» **Task statement**
Restate word for word all of the lines below, with each image left out.
Data shown Block Start
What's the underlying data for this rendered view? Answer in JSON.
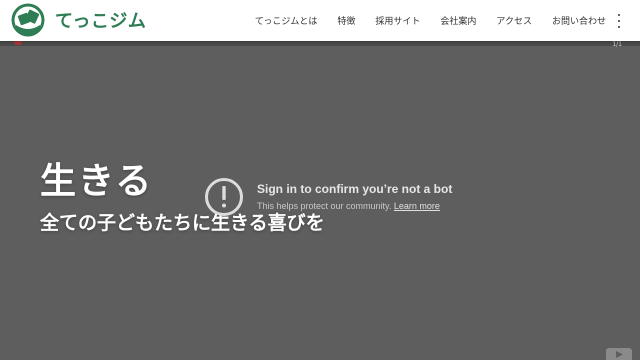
{
  "header": {
    "logo_text": "てっこジム",
    "nav": [
      {
        "label": "てっこジムとは"
      },
      {
        "label": "特徴"
      },
      {
        "label": "採用サイト"
      },
      {
        "label": "会社案内"
      },
      {
        "label": "アクセス"
      },
      {
        "label": "お問い合わせ"
      }
    ],
    "menu_icon": "kebab-menu-icon"
  },
  "video": {
    "counter": "1/1",
    "overlay": {
      "title": "Sign in to confirm you’re not a bot",
      "subtitle": "This helps protect our community.",
      "link": "Learn more",
      "icon": "alert-circle-icon"
    },
    "logo_icon": "youtube-icon"
  },
  "hero": {
    "title": "生きる",
    "subtitle": "全ての子どもたちに生きる喜びを"
  },
  "colors": {
    "brand": "#2e7d55",
    "video_bg": "#5f5f5f",
    "header_bg": "#ffffff"
  }
}
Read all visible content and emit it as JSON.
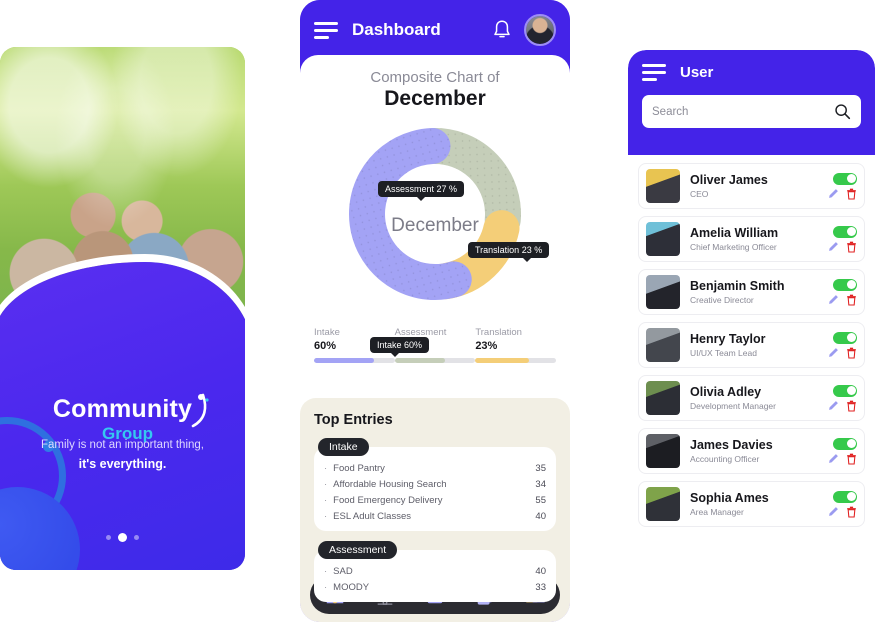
{
  "promo": {
    "brand_line1": "Community",
    "brand_line2": "Group",
    "tagline_1": "Family is not an important thing,",
    "tagline_2": "it's everything.",
    "photo_alt": "family-photo",
    "dots": [
      "inactive",
      "active",
      "inactive"
    ],
    "accent_purple": "#4A2AEF",
    "accent_cyan": "#35C8F0"
  },
  "dashboard": {
    "header": {
      "menu_icon": "hamburger-icon",
      "title": "Dashboard",
      "bell_icon": "notification-bell-icon",
      "avatar_icon": "user-avatar"
    },
    "chart_title_small": "Composite Chart of",
    "chart_title_large": "December",
    "donut_center": "December",
    "tooltips": [
      {
        "id": "assessment",
        "text": "Assessment  27 %"
      },
      {
        "id": "translation",
        "text": "Translation  23 %"
      },
      {
        "id": "intake",
        "text": "Intake  60%"
      }
    ],
    "legend": [
      {
        "name": "Intake",
        "value": "60%",
        "pct": 60,
        "color": "#A3A3F5"
      },
      {
        "name": "Assessment",
        "value": "27%",
        "pct": 62,
        "color": "#C5CEB9"
      },
      {
        "name": "Translation",
        "value": "23%",
        "pct": 66,
        "color": "#F4CE78"
      }
    ],
    "entries": {
      "title": "Top Entries",
      "groups": [
        {
          "label": "Intake",
          "rows": [
            {
              "bullet": "·",
              "name": "Food Pantry",
              "value": "35"
            },
            {
              "bullet": "·",
              "name": "Affordable Housing Search",
              "value": "34"
            },
            {
              "bullet": "·",
              "name": "Food Emergency Delivery",
              "value": "55"
            },
            {
              "bullet": "·",
              "name": "ESL Adult Classes",
              "value": "40"
            }
          ]
        },
        {
          "label": "Assessment",
          "rows": [
            {
              "bullet": "·",
              "name": "SAD",
              "value": "40"
            },
            {
              "bullet": "·",
              "name": "MOODY",
              "value": "33"
            }
          ]
        }
      ]
    },
    "bottom_nav": [
      {
        "icon": "home-icon",
        "active": true
      },
      {
        "icon": "tower-icon",
        "active": false
      },
      {
        "icon": "clipboard-list-icon",
        "active": false
      },
      {
        "icon": "report-document-icon",
        "active": false
      },
      {
        "icon": "users-group-icon",
        "active": false
      }
    ]
  },
  "chart_data": {
    "type": "pie",
    "title": "Composite Chart of December",
    "center_label": "December",
    "categories": [
      "Intake",
      "Assessment",
      "Translation"
    ],
    "values": [
      60,
      27,
      23
    ],
    "unit": "%",
    "colors": [
      "#A3A3F5",
      "#C5CEB9",
      "#F4CE78"
    ],
    "legend_position": "bottom",
    "annotations": [
      "Assessment  27 %",
      "Translation  23 %",
      "Intake  60%"
    ],
    "donut": true
  },
  "users": {
    "header": {
      "menu_icon": "hamburger-icon",
      "title": "User"
    },
    "search": {
      "placeholder": "Search",
      "value": "",
      "icon": "search-icon"
    },
    "row_icons": {
      "toggle": "status-toggle",
      "edit": "pencil-edit-icon",
      "delete": "trash-delete-icon"
    },
    "list": [
      {
        "name": "Oliver James",
        "role": "CEO",
        "enabled": true
      },
      {
        "name": "Amelia William",
        "role": "Chief Marketing Officer",
        "enabled": true
      },
      {
        "name": "Benjamin Smith",
        "role": "Creative Director",
        "enabled": true
      },
      {
        "name": "Henry Taylor",
        "role": "UI/UX Team Lead",
        "enabled": true
      },
      {
        "name": "Olivia Adley",
        "role": "Development Manager",
        "enabled": true
      },
      {
        "name": "James Davies",
        "role": "Accounting Officer",
        "enabled": true
      },
      {
        "name": "Sophia Ames",
        "role": "Area Manager",
        "enabled": true
      }
    ]
  }
}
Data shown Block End
» **Output for this exercise**
What's the underlying data for this rendered view? Answer in JSON.
{
  "header": {
    "logo_text": "てっこジム",
    "nav": [
      {
        "label": "てっこジムとは"
      },
      {
        "label": "特徴"
      },
      {
        "label": "採用サイト"
      },
      {
        "label": "会社案内"
      },
      {
        "label": "アクセス"
      },
      {
        "label": "お問い合わせ"
      }
    ],
    "menu_icon": "kebab-menu-icon"
  },
  "video": {
    "counter": "1/1",
    "overlay": {
      "title": "Sign in to confirm you’re not a bot",
      "subtitle": "This helps protect our community.",
      "link": "Learn more",
      "icon": "alert-circle-icon"
    },
    "logo_icon": "youtube-icon"
  },
  "hero": {
    "title": "生きる",
    "subtitle": "全ての子どもたちに生きる喜びを"
  },
  "colors": {
    "brand": "#2e7d55",
    "video_bg": "#5f5f5f",
    "header_bg": "#ffffff"
  }
}
Read all visible content and emit it as JSON.
{
  "promo": {
    "brand_line1": "Community",
    "brand_line2": "Group",
    "tagline_1": "Family is not an important thing,",
    "tagline_2": "it's everything.",
    "photo_alt": "family-photo",
    "dots": [
      "inactive",
      "active",
      "inactive"
    ],
    "accent_purple": "#4A2AEF",
    "accent_cyan": "#35C8F0"
  },
  "dashboard": {
    "header": {
      "menu_icon": "hamburger-icon",
      "title": "Dashboard",
      "bell_icon": "notification-bell-icon",
      "avatar_icon": "user-avatar"
    },
    "chart_title_small": "Composite Chart of",
    "chart_title_large": "December",
    "donut_center": "December",
    "tooltips": [
      {
        "id": "assessment",
        "text": "Assessment  27 %"
      },
      {
        "id": "translation",
        "text": "Translation  23 %"
      },
      {
        "id": "intake",
        "text": "Intake  60%"
      }
    ],
    "legend": [
      {
        "name": "Intake",
        "value": "60%",
        "pct": 60,
        "color": "#A3A3F5"
      },
      {
        "name": "Assessment",
        "value": "27%",
        "pct": 62,
        "color": "#C5CEB9"
      },
      {
        "name": "Translation",
        "value": "23%",
        "pct": 66,
        "color": "#F4CE78"
      }
    ],
    "entries": {
      "title": "Top Entries",
      "groups": [
        {
          "label": "Intake",
          "rows": [
            {
              "bullet": "·",
              "name": "Food Pantry",
              "value": "35"
            },
            {
              "bullet": "·",
              "name": "Affordable Housing Search",
              "value": "34"
            },
            {
              "bullet": "·",
              "name": "Food Emergency Delivery",
              "value": "55"
            },
            {
              "bullet": "·",
              "name": "ESL Adult Classes",
              "value": "40"
            }
          ]
        },
        {
          "label": "Assessment",
          "rows": [
            {
              "bullet": "·",
              "name": "SAD",
              "value": "40"
            },
            {
              "bullet": "·",
              "name": "MOODY",
              "value": "33"
            }
          ]
        }
      ]
    },
    "bottom_nav": [
      {
        "icon": "home-icon",
        "active": true
      },
      {
        "icon": "tower-icon",
        "active": false
      },
      {
        "icon": "clipboard-list-icon",
        "active": false
      },
      {
        "icon": "report-document-icon",
        "active": false
      },
      {
        "icon": "users-group-icon",
        "active": false
      }
    ]
  },
  "chart_data": {
    "type": "pie",
    "title": "Composite Chart of December",
    "center_label": "December",
    "categories": [
      "Intake",
      "Assessment",
      "Translation"
    ],
    "values": [
      60,
      27,
      23
    ],
    "unit": "%",
    "colors": [
      "#A3A3F5",
      "#C5CEB9",
      "#F4CE78"
    ],
    "legend_position": "bottom",
    "annotations": [
      "Assessment  27 %",
      "Translation  23 %",
      "Intake  60%"
    ],
    "donut": true
  },
  "users": {
    "header": {
      "menu_icon": "hamburger-icon",
      "title": "User"
    },
    "search": {
      "placeholder": "Search",
      "value": "",
      "icon": "search-icon"
    },
    "row_icons": {
      "toggle": "status-toggle",
      "edit": "pencil-edit-icon",
      "delete": "trash-delete-icon"
    },
    "list": [
      {
        "name": "Oliver James",
        "role": "CEO",
        "enabled": true
      },
      {
        "name": "Amelia William",
        "role": "Chief Marketing Officer",
        "enabled": true
      },
      {
        "name": "Benjamin Smith",
        "role": "Creative Director",
        "enabled": true
      },
      {
        "name": "Henry Taylor",
        "role": "UI/UX Team Lead",
        "enabled": true
      },
      {
        "name": "Olivia Adley",
        "role": "Development Manager",
        "enabled": true
      },
      {
        "name": "James Davies",
        "role": "Accounting Officer",
        "enabled": true
      },
      {
        "name": "Sophia Ames",
        "role": "Area Manager",
        "enabled": true
      }
    ]
  }
}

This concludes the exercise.